◆ **Requirement**
Copy out the records so that each line matches the original.

◆ **Data provided**
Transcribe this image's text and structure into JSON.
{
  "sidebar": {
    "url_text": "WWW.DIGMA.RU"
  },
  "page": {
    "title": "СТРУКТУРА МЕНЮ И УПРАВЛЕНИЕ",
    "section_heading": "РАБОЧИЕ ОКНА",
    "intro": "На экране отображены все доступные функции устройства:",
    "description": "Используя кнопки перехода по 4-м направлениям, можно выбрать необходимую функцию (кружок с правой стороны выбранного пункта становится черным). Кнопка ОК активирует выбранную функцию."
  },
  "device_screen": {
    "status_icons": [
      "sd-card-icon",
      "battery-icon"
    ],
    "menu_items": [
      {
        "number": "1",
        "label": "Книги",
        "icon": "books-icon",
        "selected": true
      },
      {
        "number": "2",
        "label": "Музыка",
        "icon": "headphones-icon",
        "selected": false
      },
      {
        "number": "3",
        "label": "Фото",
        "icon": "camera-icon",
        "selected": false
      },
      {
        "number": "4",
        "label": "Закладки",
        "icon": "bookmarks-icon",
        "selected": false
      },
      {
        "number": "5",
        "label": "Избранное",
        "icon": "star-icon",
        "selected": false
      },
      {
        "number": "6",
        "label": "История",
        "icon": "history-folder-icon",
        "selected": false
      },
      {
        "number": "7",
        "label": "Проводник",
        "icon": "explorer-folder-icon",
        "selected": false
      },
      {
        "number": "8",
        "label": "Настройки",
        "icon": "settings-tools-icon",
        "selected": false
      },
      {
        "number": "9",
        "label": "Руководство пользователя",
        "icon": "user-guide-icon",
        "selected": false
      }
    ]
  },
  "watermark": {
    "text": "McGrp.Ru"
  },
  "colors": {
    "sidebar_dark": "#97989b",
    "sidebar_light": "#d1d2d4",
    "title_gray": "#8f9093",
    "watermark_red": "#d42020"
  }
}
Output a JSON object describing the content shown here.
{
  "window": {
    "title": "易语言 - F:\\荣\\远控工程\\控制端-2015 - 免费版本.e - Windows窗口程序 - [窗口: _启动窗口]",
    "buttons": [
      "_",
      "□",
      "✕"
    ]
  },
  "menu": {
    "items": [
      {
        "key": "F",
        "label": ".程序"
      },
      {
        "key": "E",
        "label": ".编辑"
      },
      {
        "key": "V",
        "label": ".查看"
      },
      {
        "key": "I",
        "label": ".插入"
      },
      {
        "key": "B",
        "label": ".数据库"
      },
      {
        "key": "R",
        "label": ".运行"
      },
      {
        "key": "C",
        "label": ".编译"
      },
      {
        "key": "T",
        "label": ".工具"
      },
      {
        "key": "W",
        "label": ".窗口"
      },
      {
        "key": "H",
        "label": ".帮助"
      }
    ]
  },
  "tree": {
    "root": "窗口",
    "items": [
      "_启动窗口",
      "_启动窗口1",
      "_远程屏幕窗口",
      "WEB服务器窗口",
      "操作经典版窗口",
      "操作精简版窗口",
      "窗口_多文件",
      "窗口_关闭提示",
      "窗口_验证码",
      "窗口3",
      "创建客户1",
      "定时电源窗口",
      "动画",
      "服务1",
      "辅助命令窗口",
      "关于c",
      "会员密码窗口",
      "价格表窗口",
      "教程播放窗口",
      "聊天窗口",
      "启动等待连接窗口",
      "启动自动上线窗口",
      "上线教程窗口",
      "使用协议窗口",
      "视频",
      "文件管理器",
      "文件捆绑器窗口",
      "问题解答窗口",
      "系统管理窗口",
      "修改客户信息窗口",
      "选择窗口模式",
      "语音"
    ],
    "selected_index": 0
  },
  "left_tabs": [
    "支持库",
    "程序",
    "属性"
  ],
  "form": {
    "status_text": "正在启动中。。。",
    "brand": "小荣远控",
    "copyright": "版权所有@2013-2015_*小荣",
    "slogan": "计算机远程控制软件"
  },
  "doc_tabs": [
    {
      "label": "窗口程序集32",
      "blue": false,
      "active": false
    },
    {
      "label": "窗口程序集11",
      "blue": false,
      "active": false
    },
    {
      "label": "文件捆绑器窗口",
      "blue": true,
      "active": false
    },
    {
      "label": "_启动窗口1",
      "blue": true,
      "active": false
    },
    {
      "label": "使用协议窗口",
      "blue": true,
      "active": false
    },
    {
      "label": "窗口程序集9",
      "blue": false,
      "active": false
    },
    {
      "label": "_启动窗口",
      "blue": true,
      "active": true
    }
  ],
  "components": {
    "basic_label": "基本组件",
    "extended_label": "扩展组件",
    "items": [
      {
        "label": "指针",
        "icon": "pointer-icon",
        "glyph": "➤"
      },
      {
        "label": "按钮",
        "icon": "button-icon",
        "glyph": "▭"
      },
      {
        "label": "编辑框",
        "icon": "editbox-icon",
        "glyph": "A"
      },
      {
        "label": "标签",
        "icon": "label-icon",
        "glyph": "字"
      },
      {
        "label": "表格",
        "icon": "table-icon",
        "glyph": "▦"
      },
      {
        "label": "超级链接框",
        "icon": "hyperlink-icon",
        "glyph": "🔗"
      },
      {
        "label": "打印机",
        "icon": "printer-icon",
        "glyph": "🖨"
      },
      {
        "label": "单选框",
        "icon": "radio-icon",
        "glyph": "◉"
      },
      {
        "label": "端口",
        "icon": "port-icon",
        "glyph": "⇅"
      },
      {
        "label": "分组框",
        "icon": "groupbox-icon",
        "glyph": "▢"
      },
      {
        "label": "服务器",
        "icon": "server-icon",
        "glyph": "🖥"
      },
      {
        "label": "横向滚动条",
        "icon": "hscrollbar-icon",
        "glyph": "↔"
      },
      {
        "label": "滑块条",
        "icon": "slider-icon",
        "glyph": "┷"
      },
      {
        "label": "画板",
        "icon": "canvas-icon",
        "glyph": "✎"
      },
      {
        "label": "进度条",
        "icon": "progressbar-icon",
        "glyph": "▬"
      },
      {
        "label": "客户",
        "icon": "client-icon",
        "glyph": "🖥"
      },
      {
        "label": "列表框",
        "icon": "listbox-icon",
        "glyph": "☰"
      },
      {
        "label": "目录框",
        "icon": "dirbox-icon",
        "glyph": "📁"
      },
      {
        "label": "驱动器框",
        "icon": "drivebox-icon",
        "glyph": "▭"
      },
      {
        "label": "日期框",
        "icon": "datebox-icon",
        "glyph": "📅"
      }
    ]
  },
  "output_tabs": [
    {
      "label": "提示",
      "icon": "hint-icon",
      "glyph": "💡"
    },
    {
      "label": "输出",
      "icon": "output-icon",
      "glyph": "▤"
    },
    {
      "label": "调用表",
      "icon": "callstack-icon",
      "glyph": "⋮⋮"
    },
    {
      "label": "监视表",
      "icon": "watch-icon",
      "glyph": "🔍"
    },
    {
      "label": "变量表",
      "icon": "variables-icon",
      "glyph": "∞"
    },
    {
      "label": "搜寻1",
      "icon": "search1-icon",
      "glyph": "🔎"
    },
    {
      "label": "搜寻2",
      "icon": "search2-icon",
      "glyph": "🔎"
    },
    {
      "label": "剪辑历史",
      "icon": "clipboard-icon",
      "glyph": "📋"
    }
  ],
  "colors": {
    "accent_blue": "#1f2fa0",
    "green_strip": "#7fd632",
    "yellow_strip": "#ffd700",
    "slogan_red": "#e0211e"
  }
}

◆ **Output for this exercise**
Transcribe this image's text and structure into JSON.
{
  "sidebar": {
    "url_text": "WWW.DIGMA.RU"
  },
  "page": {
    "title": "СТРУКТУРА МЕНЮ И УПРАВЛЕНИЕ",
    "section_heading": "РАБОЧИЕ ОКНА",
    "intro": "На экране отображены все доступные функции устройства:",
    "description": "Используя кнопки перехода по 4-м направлениям, можно выбрать необходимую функцию (кружок с правой стороны выбранного пункта становится черным). Кнопка ОК активирует выбранную функцию."
  },
  "device_screen": {
    "status_icons": [
      "sd-card-icon",
      "battery-icon"
    ],
    "menu_items": [
      {
        "number": "1",
        "label": "Книги",
        "icon": "books-icon",
        "selected": true
      },
      {
        "number": "2",
        "label": "Музыка",
        "icon": "headphones-icon",
        "selected": false
      },
      {
        "number": "3",
        "label": "Фото",
        "icon": "camera-icon",
        "selected": false
      },
      {
        "number": "4",
        "label": "Закладки",
        "icon": "bookmarks-icon",
        "selected": false
      },
      {
        "number": "5",
        "label": "Избранное",
        "icon": "star-icon",
        "selected": false
      },
      {
        "number": "6",
        "label": "История",
        "icon": "history-folder-icon",
        "selected": false
      },
      {
        "number": "7",
        "label": "Проводник",
        "icon": "explorer-folder-icon",
        "selected": false
      },
      {
        "number": "8",
        "label": "Настройки",
        "icon": "settings-tools-icon",
        "selected": false
      },
      {
        "number": "9",
        "label": "Руководство пользователя",
        "icon": "user-guide-icon",
        "selected": false
      }
    ]
  },
  "watermark": {
    "text": "McGrp.Ru"
  },
  "colors": {
    "sidebar_dark": "#97989b",
    "sidebar_light": "#d1d2d4",
    "title_gray": "#8f9093",
    "watermark_red": "#d42020"
  }
}
Output a JSON object describing the content shown here.
{
  "window": {
    "title": "易语言 - F:\\荣\\远控工程\\控制端-2015 - 免费版本.e - Windows窗口程序 - [窗口: _启动窗口]",
    "buttons": [
      "_",
      "□",
      "✕"
    ]
  },
  "menu": {
    "items": [
      {
        "key": "F",
        "label": ".程序"
      },
      {
        "key": "E",
        "label": ".编辑"
      },
      {
        "key": "V",
        "label": ".查看"
      },
      {
        "key": "I",
        "label": ".插入"
      },
      {
        "key": "B",
        "label": ".数据库"
      },
      {
        "key": "R",
        "label": ".运行"
      },
      {
        "key": "C",
        "label": ".编译"
      },
      {
        "key": "T",
        "label": ".工具"
      },
      {
        "key": "W",
        "label": ".窗口"
      },
      {
        "key": "H",
        "label": ".帮助"
      }
    ]
  },
  "tree": {
    "root": "窗口",
    "items": [
      "_启动窗口",
      "_启动窗口1",
      "_远程屏幕窗口",
      "WEB服务器窗口",
      "操作经典版窗口",
      "操作精简版窗口",
      "窗口_多文件",
      "窗口_关闭提示",
      "窗口_验证码",
      "窗口3",
      "创建客户1",
      "定时电源窗口",
      "动画",
      "服务1",
      "辅助命令窗口",
      "关于c",
      "会员密码窗口",
      "价格表窗口",
      "教程播放窗口",
      "聊天窗口",
      "启动等待连接窗口",
      "启动自动上线窗口",
      "上线教程窗口",
      "使用协议窗口",
      "视频",
      "文件管理器",
      "文件捆绑器窗口",
      "问题解答窗口",
      "系统管理窗口",
      "修改客户信息窗口",
      "选择窗口模式",
      "语音"
    ],
    "selected_index": 0
  },
  "left_tabs": [
    "支持库",
    "程序",
    "属性"
  ],
  "form": {
    "status_text": "正在启动中。。。",
    "brand": "小荣远控",
    "copyright": "版权所有@2013-2015_*小荣",
    "slogan": "计算机远程控制软件"
  },
  "doc_tabs": [
    {
      "label": "窗口程序集32",
      "blue": false,
      "active": false
    },
    {
      "label": "窗口程序集11",
      "blue": false,
      "active": false
    },
    {
      "label": "文件捆绑器窗口",
      "blue": true,
      "active": false
    },
    {
      "label": "_启动窗口1",
      "blue": true,
      "active": false
    },
    {
      "label": "使用协议窗口",
      "blue": true,
      "active": false
    },
    {
      "label": "窗口程序集9",
      "blue": false,
      "active": false
    },
    {
      "label": "_启动窗口",
      "blue": true,
      "active": true
    }
  ],
  "components": {
    "basic_label": "基本组件",
    "extended_label": "扩展组件",
    "items": [
      {
        "label": "指针",
        "icon": "pointer-icon",
        "glyph": "➤"
      },
      {
        "label": "按钮",
        "icon": "button-icon",
        "glyph": "▭"
      },
      {
        "label": "编辑框",
        "icon": "editbox-icon",
        "glyph": "A"
      },
      {
        "label": "标签",
        "icon": "label-icon",
        "glyph": "字"
      },
      {
        "label": "表格",
        "icon": "table-icon",
        "glyph": "▦"
      },
      {
        "label": "超级链接框",
        "icon": "hyperlink-icon",
        "glyph": "🔗"
      },
      {
        "label": "打印机",
        "icon": "printer-icon",
        "glyph": "🖨"
      },
      {
        "label": "单选框",
        "icon": "radio-icon",
        "glyph": "◉"
      },
      {
        "label": "端口",
        "icon": "port-icon",
        "glyph": "⇅"
      },
      {
        "label": "分组框",
        "icon": "groupbox-icon",
        "glyph": "▢"
      },
      {
        "label": "服务器",
        "icon": "server-icon",
        "glyph": "🖥"
      },
      {
        "label": "横向滚动条",
        "icon": "hscrollbar-icon",
        "glyph": "↔"
      },
      {
        "label": "滑块条",
        "icon": "slider-icon",
        "glyph": "┷"
      },
      {
        "label": "画板",
        "icon": "canvas-icon",
        "glyph": "✎"
      },
      {
        "label": "进度条",
        "icon": "progressbar-icon",
        "glyph": "▬"
      },
      {
        "label": "客户",
        "icon": "client-icon",
        "glyph": "🖥"
      },
      {
        "label": "列表框",
        "icon": "listbox-icon",
        "glyph": "☰"
      },
      {
        "label": "目录框",
        "icon": "dirbox-icon",
        "glyph": "📁"
      },
      {
        "label": "驱动器框",
        "icon": "drivebox-icon",
        "glyph": "▭"
      },
      {
        "label": "日期框",
        "icon": "datebox-icon",
        "glyph": "📅"
      }
    ]
  },
  "output_tabs": [
    {
      "label": "提示",
      "icon": "hint-icon",
      "glyph": "💡"
    },
    {
      "label": "输出",
      "icon": "output-icon",
      "glyph": "▤"
    },
    {
      "label": "调用表",
      "icon": "callstack-icon",
      "glyph": "⋮⋮"
    },
    {
      "label": "监视表",
      "icon": "watch-icon",
      "glyph": "🔍"
    },
    {
      "label": "变量表",
      "icon": "variables-icon",
      "glyph": "∞"
    },
    {
      "label": "搜寻1",
      "icon": "search1-icon",
      "glyph": "🔎"
    },
    {
      "label": "搜寻2",
      "icon": "search2-icon",
      "glyph": "🔎"
    },
    {
      "label": "剪辑历史",
      "icon": "clipboard-icon",
      "glyph": "📋"
    }
  ],
  "colors": {
    "accent_blue": "#1f2fa0",
    "green_strip": "#7fd632",
    "yellow_strip": "#ffd700",
    "slogan_red": "#e0211e"
  }
}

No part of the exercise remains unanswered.